Would you filter the listing below so that only lines with the word "Artboard" remain?

- [Records to use]
──────────

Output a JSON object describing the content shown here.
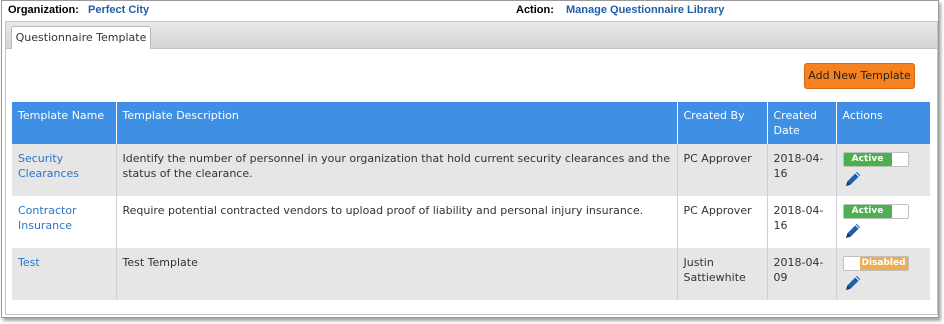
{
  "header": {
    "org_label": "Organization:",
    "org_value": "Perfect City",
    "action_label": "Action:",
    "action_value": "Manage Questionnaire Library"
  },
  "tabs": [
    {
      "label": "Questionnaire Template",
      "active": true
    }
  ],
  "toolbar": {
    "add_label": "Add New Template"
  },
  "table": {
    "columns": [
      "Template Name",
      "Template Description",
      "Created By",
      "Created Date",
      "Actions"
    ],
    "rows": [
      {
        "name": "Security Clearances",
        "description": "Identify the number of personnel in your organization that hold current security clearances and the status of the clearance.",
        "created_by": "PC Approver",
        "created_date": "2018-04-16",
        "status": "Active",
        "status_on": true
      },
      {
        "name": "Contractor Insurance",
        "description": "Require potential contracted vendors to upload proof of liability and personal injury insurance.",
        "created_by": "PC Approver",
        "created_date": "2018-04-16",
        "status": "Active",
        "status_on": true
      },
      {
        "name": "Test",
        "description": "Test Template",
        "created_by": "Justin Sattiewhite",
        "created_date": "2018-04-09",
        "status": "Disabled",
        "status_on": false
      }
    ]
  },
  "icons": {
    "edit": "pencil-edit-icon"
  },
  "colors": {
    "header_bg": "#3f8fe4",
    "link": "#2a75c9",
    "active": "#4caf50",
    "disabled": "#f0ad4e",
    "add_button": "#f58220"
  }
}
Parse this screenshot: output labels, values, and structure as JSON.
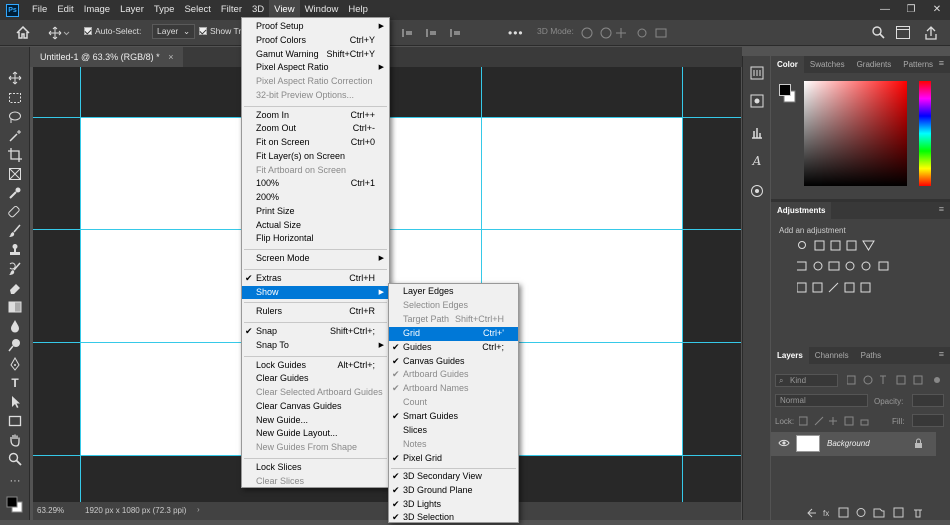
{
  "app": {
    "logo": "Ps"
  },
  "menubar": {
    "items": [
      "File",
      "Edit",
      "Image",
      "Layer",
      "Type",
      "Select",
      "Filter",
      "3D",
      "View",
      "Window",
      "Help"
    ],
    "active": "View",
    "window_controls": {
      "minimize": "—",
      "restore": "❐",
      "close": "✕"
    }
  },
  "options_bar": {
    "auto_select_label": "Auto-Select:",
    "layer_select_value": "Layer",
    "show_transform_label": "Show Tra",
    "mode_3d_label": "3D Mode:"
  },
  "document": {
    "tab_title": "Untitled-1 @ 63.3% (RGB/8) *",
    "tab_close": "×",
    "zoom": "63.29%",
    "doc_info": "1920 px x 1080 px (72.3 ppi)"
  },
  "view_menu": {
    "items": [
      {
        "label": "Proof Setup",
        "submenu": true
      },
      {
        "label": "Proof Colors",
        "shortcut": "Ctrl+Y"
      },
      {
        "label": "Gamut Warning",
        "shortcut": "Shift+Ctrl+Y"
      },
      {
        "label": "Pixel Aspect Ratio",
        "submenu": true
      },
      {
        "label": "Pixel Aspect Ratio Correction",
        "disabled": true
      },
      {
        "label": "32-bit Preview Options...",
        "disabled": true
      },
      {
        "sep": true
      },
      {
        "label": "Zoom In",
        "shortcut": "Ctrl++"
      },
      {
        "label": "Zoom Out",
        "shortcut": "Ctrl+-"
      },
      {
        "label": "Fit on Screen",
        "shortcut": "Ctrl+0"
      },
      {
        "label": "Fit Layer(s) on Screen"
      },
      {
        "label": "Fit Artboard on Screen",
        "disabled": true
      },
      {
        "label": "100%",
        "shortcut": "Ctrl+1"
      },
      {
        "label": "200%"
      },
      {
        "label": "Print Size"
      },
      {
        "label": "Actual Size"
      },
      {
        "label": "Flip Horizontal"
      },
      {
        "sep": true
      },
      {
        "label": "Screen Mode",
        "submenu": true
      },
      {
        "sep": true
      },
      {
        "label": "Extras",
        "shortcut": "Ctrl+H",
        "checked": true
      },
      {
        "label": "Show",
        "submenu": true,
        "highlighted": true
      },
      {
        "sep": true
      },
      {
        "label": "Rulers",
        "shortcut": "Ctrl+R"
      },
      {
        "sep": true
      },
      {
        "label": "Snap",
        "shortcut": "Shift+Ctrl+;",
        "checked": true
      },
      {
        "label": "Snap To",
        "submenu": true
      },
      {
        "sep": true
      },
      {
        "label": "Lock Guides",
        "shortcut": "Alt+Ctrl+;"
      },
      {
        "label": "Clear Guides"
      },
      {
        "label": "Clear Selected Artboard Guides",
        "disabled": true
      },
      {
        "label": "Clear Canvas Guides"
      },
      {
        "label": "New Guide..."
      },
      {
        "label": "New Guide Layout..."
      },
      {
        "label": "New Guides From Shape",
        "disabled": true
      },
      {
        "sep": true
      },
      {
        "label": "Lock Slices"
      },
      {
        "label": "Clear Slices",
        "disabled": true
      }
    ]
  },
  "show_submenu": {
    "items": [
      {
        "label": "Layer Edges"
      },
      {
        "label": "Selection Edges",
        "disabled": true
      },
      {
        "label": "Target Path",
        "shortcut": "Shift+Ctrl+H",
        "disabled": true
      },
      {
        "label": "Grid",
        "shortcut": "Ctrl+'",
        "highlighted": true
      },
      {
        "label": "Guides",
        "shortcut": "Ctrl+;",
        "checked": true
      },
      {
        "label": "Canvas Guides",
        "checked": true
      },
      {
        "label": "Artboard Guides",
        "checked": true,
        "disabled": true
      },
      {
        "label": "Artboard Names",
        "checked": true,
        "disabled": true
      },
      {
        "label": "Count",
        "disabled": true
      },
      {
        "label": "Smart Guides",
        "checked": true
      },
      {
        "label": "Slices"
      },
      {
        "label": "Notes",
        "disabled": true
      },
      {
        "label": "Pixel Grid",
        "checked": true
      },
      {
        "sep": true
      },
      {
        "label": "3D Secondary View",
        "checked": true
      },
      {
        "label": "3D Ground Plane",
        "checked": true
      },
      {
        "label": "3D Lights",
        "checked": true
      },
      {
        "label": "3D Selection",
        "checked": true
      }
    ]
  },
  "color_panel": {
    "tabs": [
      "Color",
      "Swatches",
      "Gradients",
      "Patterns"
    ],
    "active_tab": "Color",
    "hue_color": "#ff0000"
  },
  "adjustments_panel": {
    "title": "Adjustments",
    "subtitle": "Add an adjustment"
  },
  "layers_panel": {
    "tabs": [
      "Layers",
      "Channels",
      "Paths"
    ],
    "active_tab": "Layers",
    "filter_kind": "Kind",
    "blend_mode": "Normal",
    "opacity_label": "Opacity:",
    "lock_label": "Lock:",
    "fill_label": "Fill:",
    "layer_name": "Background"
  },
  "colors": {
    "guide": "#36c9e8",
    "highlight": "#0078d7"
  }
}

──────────

- [Task output]
        "label": "Fit Artboard on Screen",
        "label": "Clear Selected Artboard Guides",
        "label": "Artboard Guides",
        "label": "Artboard Names",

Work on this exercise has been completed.